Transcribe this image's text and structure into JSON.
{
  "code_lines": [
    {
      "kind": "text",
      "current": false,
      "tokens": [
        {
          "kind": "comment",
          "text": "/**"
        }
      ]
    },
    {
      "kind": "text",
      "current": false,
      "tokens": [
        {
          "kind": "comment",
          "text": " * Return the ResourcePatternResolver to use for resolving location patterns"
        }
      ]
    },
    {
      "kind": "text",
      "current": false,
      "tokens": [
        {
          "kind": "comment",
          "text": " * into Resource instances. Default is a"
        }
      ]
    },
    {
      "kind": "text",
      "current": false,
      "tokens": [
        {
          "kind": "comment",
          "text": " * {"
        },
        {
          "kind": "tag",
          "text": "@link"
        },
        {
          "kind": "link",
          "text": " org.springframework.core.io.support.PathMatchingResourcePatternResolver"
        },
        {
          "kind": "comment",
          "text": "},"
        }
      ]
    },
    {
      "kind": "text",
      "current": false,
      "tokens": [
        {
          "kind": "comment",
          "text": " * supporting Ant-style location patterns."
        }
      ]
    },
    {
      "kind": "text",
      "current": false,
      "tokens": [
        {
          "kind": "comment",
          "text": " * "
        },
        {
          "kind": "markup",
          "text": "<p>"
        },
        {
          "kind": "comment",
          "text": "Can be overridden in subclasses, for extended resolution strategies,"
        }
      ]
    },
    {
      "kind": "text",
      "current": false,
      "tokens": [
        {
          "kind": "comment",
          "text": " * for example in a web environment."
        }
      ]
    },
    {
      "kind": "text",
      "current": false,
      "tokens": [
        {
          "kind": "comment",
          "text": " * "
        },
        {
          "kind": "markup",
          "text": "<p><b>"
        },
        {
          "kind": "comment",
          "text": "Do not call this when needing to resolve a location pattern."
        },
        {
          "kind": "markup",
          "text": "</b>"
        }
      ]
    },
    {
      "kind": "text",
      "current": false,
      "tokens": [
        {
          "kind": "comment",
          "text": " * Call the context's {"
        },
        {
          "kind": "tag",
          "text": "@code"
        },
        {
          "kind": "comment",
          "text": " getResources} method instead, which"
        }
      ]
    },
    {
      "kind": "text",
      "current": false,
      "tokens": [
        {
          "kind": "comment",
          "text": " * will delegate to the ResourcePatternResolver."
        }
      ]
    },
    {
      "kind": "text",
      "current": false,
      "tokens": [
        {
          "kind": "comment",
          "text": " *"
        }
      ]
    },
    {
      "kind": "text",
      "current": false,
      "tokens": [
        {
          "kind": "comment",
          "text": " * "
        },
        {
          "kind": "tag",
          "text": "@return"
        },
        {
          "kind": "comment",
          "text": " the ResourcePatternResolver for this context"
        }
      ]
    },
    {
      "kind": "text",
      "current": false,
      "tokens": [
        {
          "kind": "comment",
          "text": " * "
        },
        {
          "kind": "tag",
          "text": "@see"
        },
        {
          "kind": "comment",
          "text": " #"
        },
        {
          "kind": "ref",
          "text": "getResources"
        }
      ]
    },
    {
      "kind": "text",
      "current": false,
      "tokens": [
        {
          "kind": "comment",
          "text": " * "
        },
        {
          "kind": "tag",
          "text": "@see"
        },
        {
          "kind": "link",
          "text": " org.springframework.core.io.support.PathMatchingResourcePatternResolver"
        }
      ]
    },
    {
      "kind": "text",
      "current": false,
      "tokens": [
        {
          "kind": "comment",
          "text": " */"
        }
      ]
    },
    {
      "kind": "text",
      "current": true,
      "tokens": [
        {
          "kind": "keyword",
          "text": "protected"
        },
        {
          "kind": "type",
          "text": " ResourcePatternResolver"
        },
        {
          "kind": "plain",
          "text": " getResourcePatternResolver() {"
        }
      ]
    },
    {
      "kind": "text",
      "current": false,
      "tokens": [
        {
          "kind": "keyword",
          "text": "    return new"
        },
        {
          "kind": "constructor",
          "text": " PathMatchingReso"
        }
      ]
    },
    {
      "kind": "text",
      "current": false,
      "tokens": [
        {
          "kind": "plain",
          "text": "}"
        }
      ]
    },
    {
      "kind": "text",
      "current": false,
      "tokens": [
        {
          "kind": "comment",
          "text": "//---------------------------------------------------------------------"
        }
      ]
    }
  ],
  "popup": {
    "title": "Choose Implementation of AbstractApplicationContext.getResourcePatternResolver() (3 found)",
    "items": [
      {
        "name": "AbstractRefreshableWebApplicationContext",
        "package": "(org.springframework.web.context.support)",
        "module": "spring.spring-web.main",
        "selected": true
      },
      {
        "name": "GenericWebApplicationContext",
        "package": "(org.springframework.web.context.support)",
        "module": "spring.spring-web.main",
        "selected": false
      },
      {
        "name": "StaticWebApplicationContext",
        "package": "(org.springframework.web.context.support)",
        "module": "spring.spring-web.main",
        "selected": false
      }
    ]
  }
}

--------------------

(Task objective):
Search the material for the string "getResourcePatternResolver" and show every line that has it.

(Answer space):
          "text": " getResourcePatternResolver() {"
    "title": "Choose Implementation of AbstractApplicationContext.getResourcePatternResolver() (3 found)",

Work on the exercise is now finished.